Considerable growth is also coming out of emerging economies like Latin America. In those areas, the focus is still on core WMS. “A retailer in Mexico City may not care about labor management because labor is cheap,” says Klappich. “But they can’t afford to ship the wrong product or send an order that is short three items.”
TMS: Once again, the market for transportation management software clocked in at just under $1 billion. The market grew at a 15% rate, driven by tight capacity and high fuel costs. “We’re back to 2007 and 2008 levels,” Klappich says.
While major shippers have been using TMS applications for years, growth is now coming from mid-size shippers spending $25 million to $100 million a year on freight. “Maybe 10% to 15% of those companies have a TMS, so there’s a lot of growth potential,” says Klappich. Those companies are typically implementing transportation sourcing and benchmarking modules rather than optimization engines. “A company running five loads a day doesn’t need optimization,” Klappich says. “But they do want a platform to manage their freight.”
Meanwhile, more sophisticated companies are looking at supply chain execution convergence—technologies such as the supply chain execution platforms from Manhattan and RedPrairie that can integrate data from a TMS into a WMS to synchronize an end-to-end process.
MES: The market for manufacturing execution software solutions, or MES, for discrete manufacturers reached an estimated $1.5 billion for licensing and revenues in 2011, according to Simon Jacobson, a vice president who covers the MES space for Gartner.
While the benefits of WMS and TMS are now widely accepted in the board room, Jacobson says it is still a challenge to sell the benefits of an MES systems to a C-level executive who thinks the bases are covered by their ERP system. That has inhibited the growth of the space. “The benefits from MES are clear,” says Jacobson. “There are also real efficiencies to be gained by standardizing on an MES platform on a global scale. But there’s still a need to educate executives to understand that MES can add value to an ERP system.”

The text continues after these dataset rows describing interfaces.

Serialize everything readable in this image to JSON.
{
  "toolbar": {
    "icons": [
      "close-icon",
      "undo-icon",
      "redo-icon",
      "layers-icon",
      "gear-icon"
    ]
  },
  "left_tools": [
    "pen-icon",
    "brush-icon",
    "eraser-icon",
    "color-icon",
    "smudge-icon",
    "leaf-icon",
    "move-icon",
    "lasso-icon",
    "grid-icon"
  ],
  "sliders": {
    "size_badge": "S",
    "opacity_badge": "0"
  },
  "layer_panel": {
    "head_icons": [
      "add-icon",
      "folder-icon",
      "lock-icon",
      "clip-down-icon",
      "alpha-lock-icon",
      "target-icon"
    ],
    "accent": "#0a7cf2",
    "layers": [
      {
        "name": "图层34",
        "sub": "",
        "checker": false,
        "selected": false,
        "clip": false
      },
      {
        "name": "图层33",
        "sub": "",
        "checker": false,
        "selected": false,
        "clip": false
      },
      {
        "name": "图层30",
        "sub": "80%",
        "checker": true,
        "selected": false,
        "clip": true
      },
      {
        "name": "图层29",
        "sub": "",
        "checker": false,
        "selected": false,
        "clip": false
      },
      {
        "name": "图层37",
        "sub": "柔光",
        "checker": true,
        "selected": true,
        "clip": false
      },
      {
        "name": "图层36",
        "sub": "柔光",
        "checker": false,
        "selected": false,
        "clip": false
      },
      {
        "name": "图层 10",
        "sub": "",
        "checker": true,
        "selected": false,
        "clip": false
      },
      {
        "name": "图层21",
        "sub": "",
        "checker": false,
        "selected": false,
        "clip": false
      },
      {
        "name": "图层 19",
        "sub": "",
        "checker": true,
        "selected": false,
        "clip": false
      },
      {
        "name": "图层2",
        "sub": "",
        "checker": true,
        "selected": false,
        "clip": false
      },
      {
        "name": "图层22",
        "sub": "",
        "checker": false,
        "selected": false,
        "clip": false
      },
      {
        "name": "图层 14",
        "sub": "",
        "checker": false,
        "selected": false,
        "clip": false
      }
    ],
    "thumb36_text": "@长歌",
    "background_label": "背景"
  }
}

Looking forward, Jacobson expects to see a wave of consolidation in the industry as large MES players buy up point solution providers to add functionality to their offerings.